“SpaceShipOne, which is now enshrined in the Smithsonian National Air and Space Museum, was a case study in jugaad innovation.”
Guthrie’s recounting of the flights of SpaceShipOne, the climactic peak of the book, rivals Tom Wolfe’s reportage in The Right Stuff. Here, the author’s access and prodigious research pay off in a pilot’s-eye view of the historic flights. And what a view it is: On September 24, 2004, SpaceShipOne was released from the belly of a specially constructed jet at 43,500 feet, accelerated upward at 2,000 miles per hour, and then glided down to a controlled ground landing — at three times the speed of sound and five times the force of gravity. And then it did it again, on October 4.
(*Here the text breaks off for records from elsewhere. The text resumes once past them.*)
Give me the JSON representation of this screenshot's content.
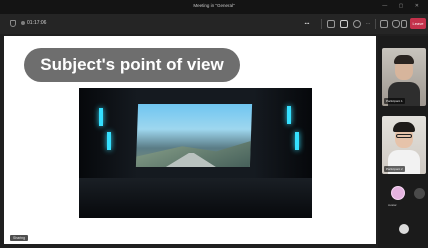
{
  "window": {
    "title": "Meeting in \"General\"",
    "controls": "— ▢ ✕"
  },
  "toolbar": {
    "timer": "01:17:06",
    "more_label": "•••",
    "leave_label": "Leave"
  },
  "slide": {
    "title": "Subject's point of view"
  },
  "stage": {
    "label": "Sharing"
  },
  "participants": [
    {
      "name": "Participant 1"
    },
    {
      "name": "Participant 2"
    }
  ],
  "rail": {
    "avatar_label": "Avatar"
  },
  "colors": {
    "leave": "#c4314b",
    "slide_pill": "#6e6e6e",
    "accent_light": "#35e0ff"
  }
}
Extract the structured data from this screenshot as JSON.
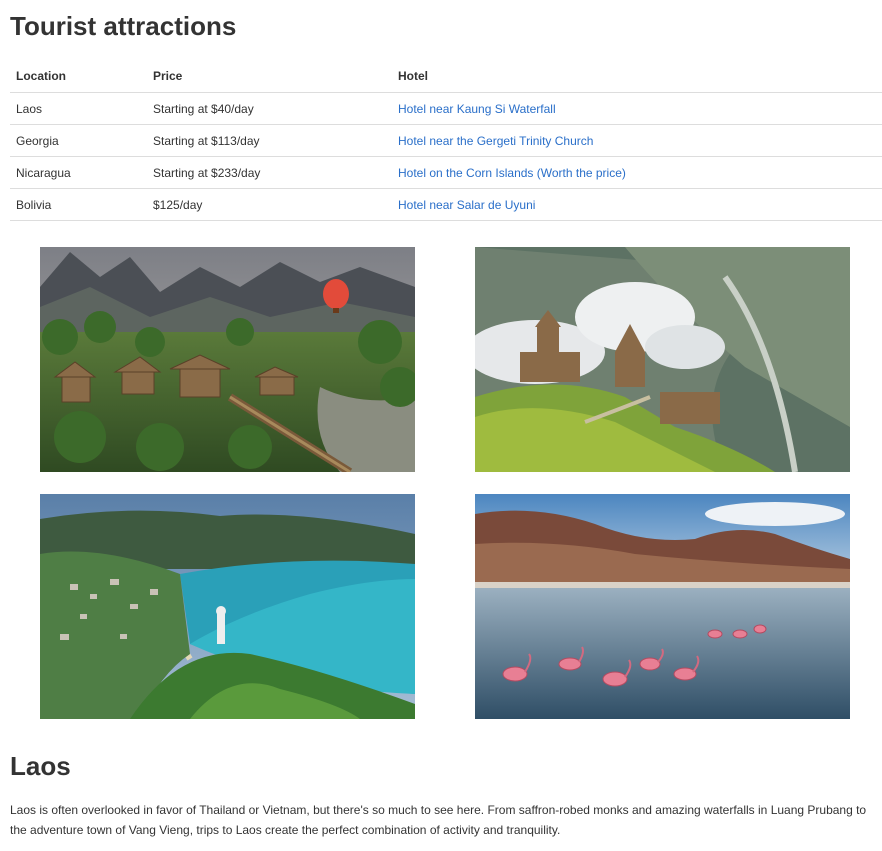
{
  "title": "Tourist attractions",
  "table": {
    "headers": [
      "Location",
      "Price",
      "Hotel"
    ],
    "rows": [
      {
        "location": "Laos",
        "price": "Starting at $40/day",
        "hotel": "Hotel near Kaung Si Waterfall"
      },
      {
        "location": "Georgia",
        "price": "Starting at $113/day",
        "hotel": "Hotel near the Gergeti Trinity Church"
      },
      {
        "location": "Nicaragua",
        "price": "Starting at $233/day",
        "hotel": "Hotel on the Corn Islands (Worth the price)"
      },
      {
        "location": "Bolivia",
        "price": "$125/day",
        "hotel": "Hotel near Salar de Uyuni"
      }
    ]
  },
  "colors": {
    "link": "#2a6fc9",
    "text": "#333333",
    "rule": "#dddddd"
  },
  "section": {
    "heading": "Laos",
    "body": "Laos is often overlooked in favor of Thailand or Vietnam, but there's so much to see here. From saffron-robed monks and amazing waterfalls in Luang Prubang to the adventure town of Vang Vieng, trips to Laos create the perfect combination of activity and tranquility."
  }
}
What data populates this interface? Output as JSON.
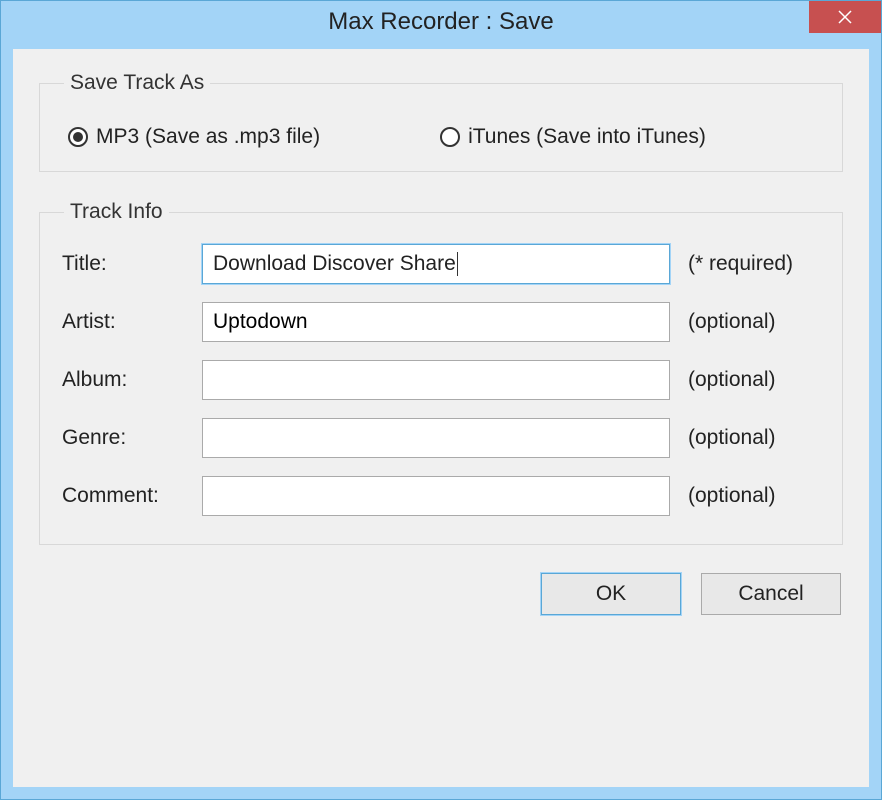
{
  "window": {
    "title": "Max Recorder : Save"
  },
  "groups": {
    "save_as": {
      "legend": "Save Track As",
      "options": {
        "mp3": {
          "label": "MP3 (Save as .mp3 file)",
          "selected": true
        },
        "itunes": {
          "label": "iTunes (Save into iTunes)",
          "selected": false
        }
      }
    },
    "track_info": {
      "legend": "Track Info",
      "fields": {
        "title": {
          "label": "Title:",
          "value": "Download Discover Share",
          "hint": "(* required)"
        },
        "artist": {
          "label": "Artist:",
          "value": "Uptodown",
          "hint": "(optional)"
        },
        "album": {
          "label": "Album:",
          "value": "",
          "hint": "(optional)"
        },
        "genre": {
          "label": "Genre:",
          "value": "",
          "hint": "(optional)"
        },
        "comment": {
          "label": "Comment:",
          "value": "",
          "hint": "(optional)"
        }
      }
    }
  },
  "buttons": {
    "ok": "OK",
    "cancel": "Cancel"
  }
}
The only thing missing in Spaceship is perspective. Throughout the book, characters complain that NASA — and by extension, the U.S. government — is “monopolizing” space and holding back commercial development. But without NASA’s decades of investment, success, and failure, there would be no space industry. Diamandis would probably be delivering babies in Westchester County. And when he tells Lindbergh’s grandson, “The government is not going to get us there. It is not in the business of taking risks,” it reads as a grave insult to the NASA astronauts who died paving the way for his ventures.
Worse, it aligns with the simplistic “end big government; free the entrepreneur” storyline that too frequently emanates from Silicon Valley. Without government investment in research and bureaucracy, crucial developments such as the transistor, satellites, the Internet, and space travel would not have developed as they did. In an unfortunate turn for this highly readable book, its author doesn’t recognize that without government efforts and investment, she wouldn’t have a tale to tell.